A team approach to behavior medicine

February 8, 2019
Adriana Fisher, DVM, CVA

Taking away the veterinarians anxiety over behavior cases Or, how my staff keeps me cool when Boris is on the books.

Checking my schedule for the busy workday I see the usual suspects: standard wellness appointments, ear infections, a couple chronic weight loss cases. And then my stomach knots up. Today at 4:30 it's Boris.

This appointment is over eight hours away and already I'm fraught with anxiety.

What is it about Boris? He's a neutered male Rhodesian Ridgeback who shows severe aggression issues with strangers. And those issues are even worse with me, his veterinarian of many years.

I dread seeing Boris (or any one of my patients like him) on the schedule for multiple reasons. First is the wrench these appointments can throw into my day. Complicated behavior cases like this often require more than the allotted 30-minute appointment time and can put the rest of the day into a tailspin.

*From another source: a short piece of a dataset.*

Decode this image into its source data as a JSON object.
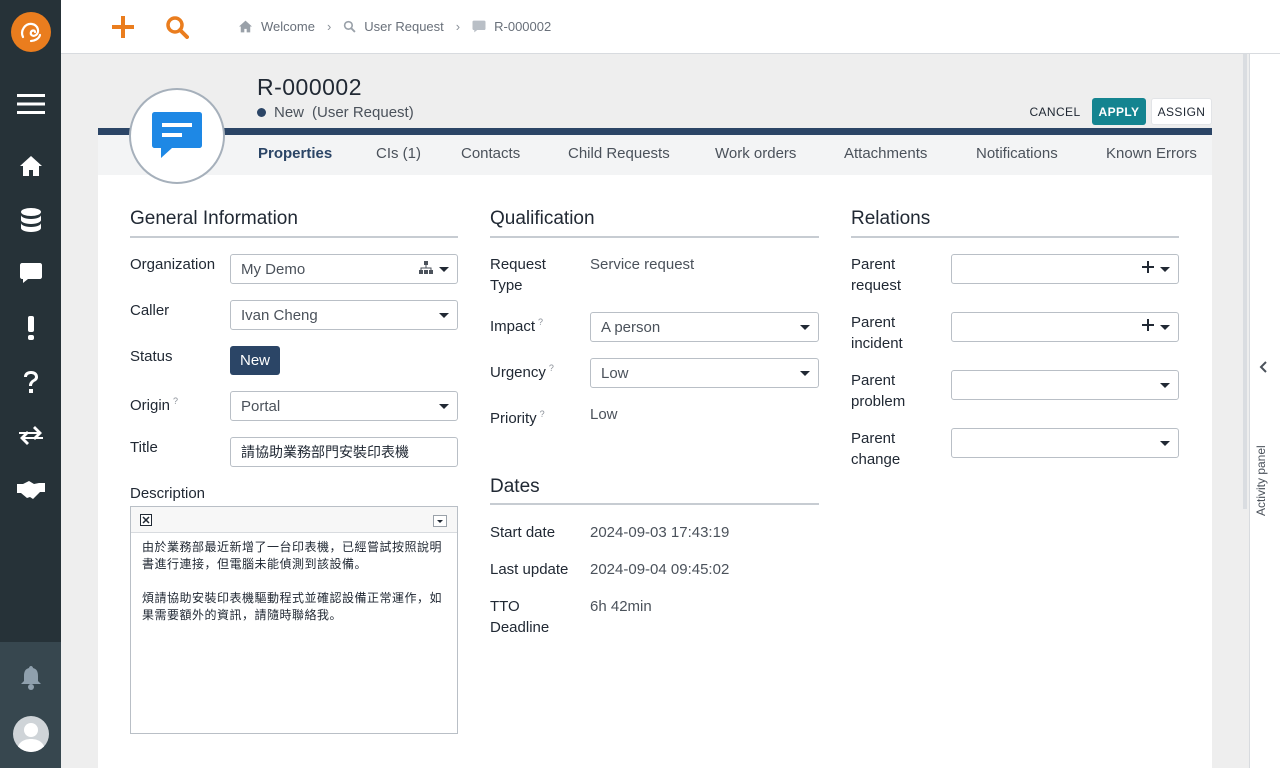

But more disappointingly, I feel like by prescribing one of the four go-to behavioral medications, crossing my fingers and hoping for the best, I am likely failing these patients and clients. But I've been unsure of how to improve this aspect of my general practice.

However, after listening to Fetch dvm360 conference speaker Lisa Radosta, DVM, DACVB, I realize how my staff and I could work together to be a better first line response to behavioral problems.

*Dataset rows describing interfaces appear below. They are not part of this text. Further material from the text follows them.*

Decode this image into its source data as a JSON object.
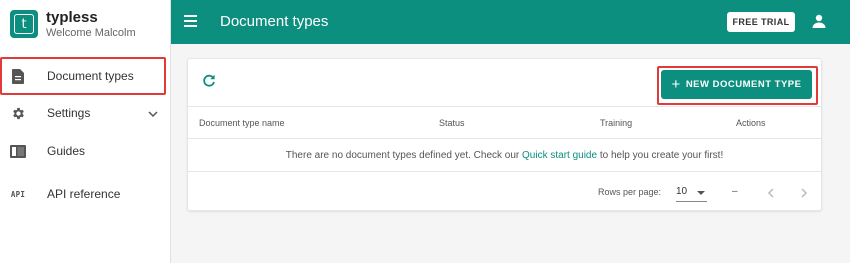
{
  "brand": {
    "name": "typless",
    "welcome": "Welcome Malcolm",
    "logo_letter": "t"
  },
  "sidebar": {
    "items": [
      {
        "label": "Document types",
        "icon": "document-icon"
      },
      {
        "label": "Settings",
        "icon": "gear-icon"
      },
      {
        "label": "Guides",
        "icon": "book-icon"
      },
      {
        "label": "API reference",
        "icon": "api-icon",
        "icon_text": "API"
      }
    ]
  },
  "topbar": {
    "title": "Document types",
    "trial_label": "FREE TRIAL"
  },
  "card": {
    "new_button_label": "NEW DOCUMENT TYPE",
    "columns": [
      "Document type name",
      "Status",
      "Training",
      "Actions"
    ],
    "empty_message": {
      "before": "There are no document types defined yet. Check our ",
      "link": "Quick start guide",
      "after": " to help you create your first!"
    },
    "pagination": {
      "rows_per_page_label": "Rows per page:",
      "rows_per_page_value": "10",
      "range": "–"
    }
  },
  "colors": {
    "accent": "#0c8f7f",
    "highlight": "#e03a3a"
  }
}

In order to see success (and, as a result, happy patients and clients), the approach needs not only consistency in application, but specific, realistic goals from the outset. For example, a client saying “I want a calm dog” is not enough. Instead, get specific: “Does not panic during fireworks” for a noise-phobic dog, or “Can be left alone” for a separation anxiety case. This level of detail changes the medical management and behavior modifications selected for the case.

One key to Dr. Radosta's approach is a sometimes overlooked aspect of efficient practice management: using you, the team, for everything you can do.

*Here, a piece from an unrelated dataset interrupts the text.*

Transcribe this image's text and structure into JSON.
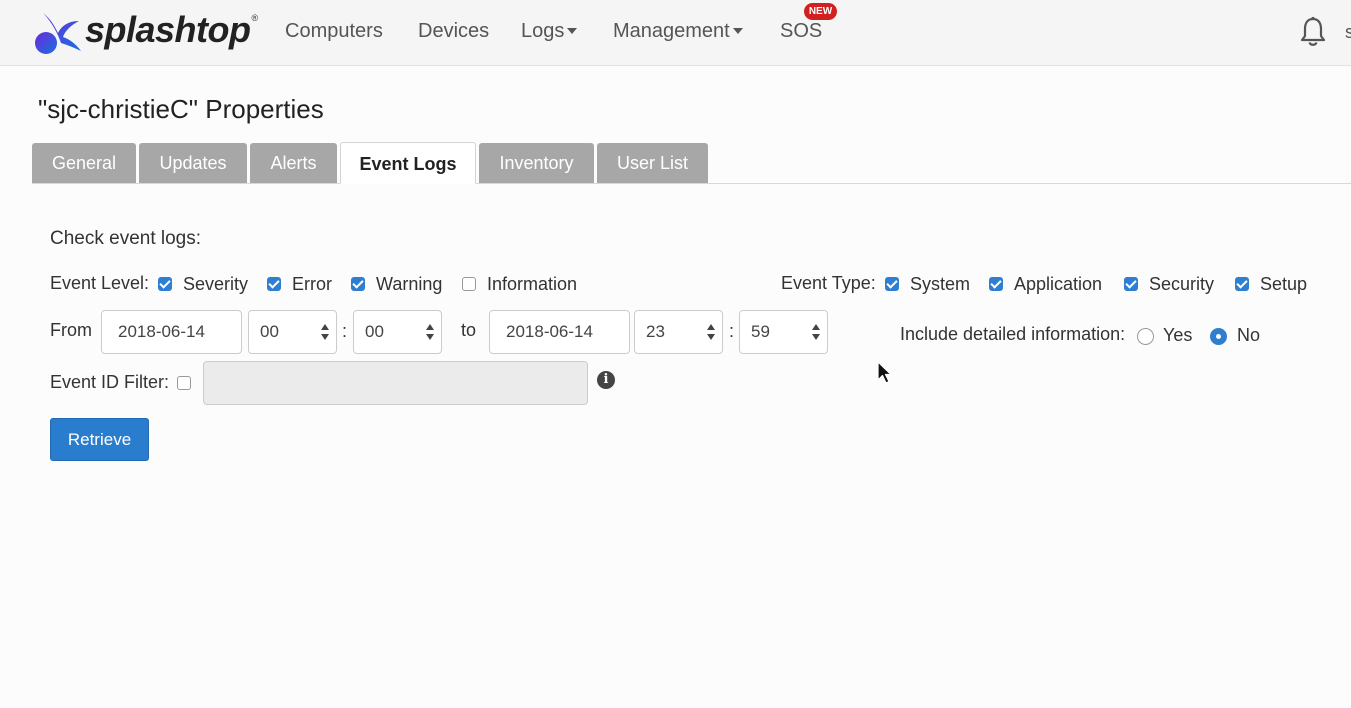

First: the front desk. She suggests the front desk team have clients fill out simple one-page screening forms (available on her website) regarding the pet's psychological health. The form also can be passed to clients scheduling wellness appointments that may mention behavioral issues and for patients over 10 years old where cognitive dysfunction is noted. This will save time and prevent the doctor from being blindsided by behavioral problems in the exam room.

Regarding treatment, here's where the rest of the team comes in. Dr. Radosta says that there are more layers to handling this type of patient than just prescribing trazodone, fluoxetine, clomipramine or alprazolam.

“Behavioral plans have three parts: management, medical treatment and behavioral treatment,” she says, “And veterinarians are often falling short on the behavioral component.”

Here's how Dr. Radosta says that last element can be tightened up: Following the exam and client consultation, the veterinarian should identify the behavior diagnosis and determine a plan. Then-another chance to utilize your in-house veterinary professionals-rely on technicians to institute that plan. Have a technician show clients how to implement the desired training/behavior modification techniques and carry out weekly follow-up sessions.

Having an educated, enthusiastic behavior-focused technician team is key to this approach.